When people ask questions about biodynamic winemaking for the first time and are told about some of the more esoteric principles of this form of growing grapes most probably think ‘Cosmic rays, lunar cycles, cow horns filled with cow dung and buried in the ground, what the heck is this all about?’
However, leave what many consider the slightly weird parts of biodynamics aside and the principles not only make sense they are actually quite easy to follow. In its absolute simplest form biodynamics is taking organic production to the next step, focusing on improving soil and therefore plant health by encouraging and enhancing the development of naturally occurring bio-organisms in the soil structure.
I knew a little about this form of winemaking but wanted to know more so last week I spent a couple of hours walking around the only fully certified biodynamic vineyard in the region with David Holmes the former owner who is now back in the vineyard helping current owner Lars Jensen and Jon Harrey from Te Mania Wines move their vineyards to the next level. In Te Mania’s case this means full BioGro Organic certification and for the Richmond Plains label it means full Bio-dynamic certification.

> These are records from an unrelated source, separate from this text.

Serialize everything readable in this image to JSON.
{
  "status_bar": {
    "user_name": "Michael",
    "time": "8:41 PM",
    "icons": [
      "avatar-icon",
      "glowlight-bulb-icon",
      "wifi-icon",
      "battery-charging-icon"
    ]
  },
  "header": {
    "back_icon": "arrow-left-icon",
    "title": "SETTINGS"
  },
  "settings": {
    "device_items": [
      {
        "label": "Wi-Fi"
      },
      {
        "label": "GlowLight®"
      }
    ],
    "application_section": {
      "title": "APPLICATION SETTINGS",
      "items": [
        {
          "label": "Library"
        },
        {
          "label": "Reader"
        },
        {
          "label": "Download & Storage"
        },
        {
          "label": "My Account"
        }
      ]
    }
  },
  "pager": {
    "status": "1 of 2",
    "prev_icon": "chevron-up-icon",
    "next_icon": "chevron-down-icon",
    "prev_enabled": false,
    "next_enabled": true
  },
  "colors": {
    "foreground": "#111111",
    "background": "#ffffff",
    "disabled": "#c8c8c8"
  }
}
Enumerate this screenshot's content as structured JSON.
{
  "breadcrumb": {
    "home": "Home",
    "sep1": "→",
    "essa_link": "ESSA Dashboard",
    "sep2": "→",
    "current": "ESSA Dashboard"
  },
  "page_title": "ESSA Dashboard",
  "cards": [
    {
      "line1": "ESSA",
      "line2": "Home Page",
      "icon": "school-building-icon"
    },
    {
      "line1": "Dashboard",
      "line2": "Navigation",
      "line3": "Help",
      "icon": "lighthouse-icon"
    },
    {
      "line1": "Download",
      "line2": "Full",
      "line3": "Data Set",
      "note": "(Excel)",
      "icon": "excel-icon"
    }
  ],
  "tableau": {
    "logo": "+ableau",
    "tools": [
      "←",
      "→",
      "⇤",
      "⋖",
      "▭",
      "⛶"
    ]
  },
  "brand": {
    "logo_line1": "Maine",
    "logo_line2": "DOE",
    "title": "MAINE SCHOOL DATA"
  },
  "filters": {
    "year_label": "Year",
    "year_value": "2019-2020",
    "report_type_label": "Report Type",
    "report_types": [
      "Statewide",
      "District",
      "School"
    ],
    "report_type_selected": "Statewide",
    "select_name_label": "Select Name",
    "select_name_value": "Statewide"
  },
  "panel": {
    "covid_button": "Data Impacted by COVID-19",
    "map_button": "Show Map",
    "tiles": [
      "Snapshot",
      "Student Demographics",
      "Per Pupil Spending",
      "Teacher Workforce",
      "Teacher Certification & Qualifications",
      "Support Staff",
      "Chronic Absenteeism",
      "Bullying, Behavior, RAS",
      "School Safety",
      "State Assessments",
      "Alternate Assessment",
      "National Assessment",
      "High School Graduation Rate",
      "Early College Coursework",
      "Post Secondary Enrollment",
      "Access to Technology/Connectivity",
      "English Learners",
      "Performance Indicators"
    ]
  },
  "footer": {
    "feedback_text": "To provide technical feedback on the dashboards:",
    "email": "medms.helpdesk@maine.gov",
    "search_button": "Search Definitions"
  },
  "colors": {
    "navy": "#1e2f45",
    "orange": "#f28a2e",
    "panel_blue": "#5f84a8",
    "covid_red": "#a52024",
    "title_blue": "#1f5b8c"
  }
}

At the heart of the vineyard is the compost heap. Any gardener will tell you good compost is great for the garden so a good compost heap in the vineyard makes sense. Obviously it would take a huge amount of compost to spread around a vineyard like you do in your garden at home and this is where the biodynamic wizardry takes place. Compost is developed in a number of forms, from cow dung in horns buried in the ground to fermenting compost in water with some biodynamic ‘super’ additives. These super additives are naturally occurring fungi and micro-organisms in concentrated form and the various composts we had a looked at were literally teeming with worms and other bugs doing their work creating a highly concentrated biodynamic compound.
To spread this around the vineyard about 100kg of compost is soaked in about 400 litres of water for 24 hours and then spread around the vineyard via the drip irrigation system in the vineyard. As to the cow horns, well it turns out they are a great vessel to develop super intense forms of biodynamic compounds to use as additives in the final compost mix – nothing spooky about this even if it does sound a little strange.
So what difference does it make to the wine? Firstly because of the reliance on natural growing conditions the wines truly reflect the growing environment where the weather conditions have the final say therefore each vintage will be a reflection of the weather conditions during the year. Secondly the lack of manipulation means there are no chemical, pesticide or herbicide residues in the finished product, something the Japanese have jumped on with them buying almost all of Richmond Plains biodynamic certified 2010 sauvignon blanc.
I still haven’t got my head around some of the more esoteric aspects of biodynamic winemaking but if they make as much sense as encouraging a healthy soil structure then maybe they aren’t as weird as some people think.
I have been drinking
Ti Point Chardonnay 2010 - RRP$21
Made from fruit grown in Hawke’s Bay this wine has layers of flavour that very gently encourage you to want just one more taste. Toasted nut aromas, a creamy texture up front with fresh lime crispness in the finish that round out softly spiced stonefruit flavours. A summer delight.
Ellero 2008 Central Otago Pinot Noir - RRP$36
With plenty of mouthwatering ripe acidity this wine has classic spiced red cherry flavours with a fine tannin backbone. If you want to try this and other wines from Ellero before you buy then pop into Casa del Vino of Saturday 26th where Roberta from Ellero wines will have them open for tasting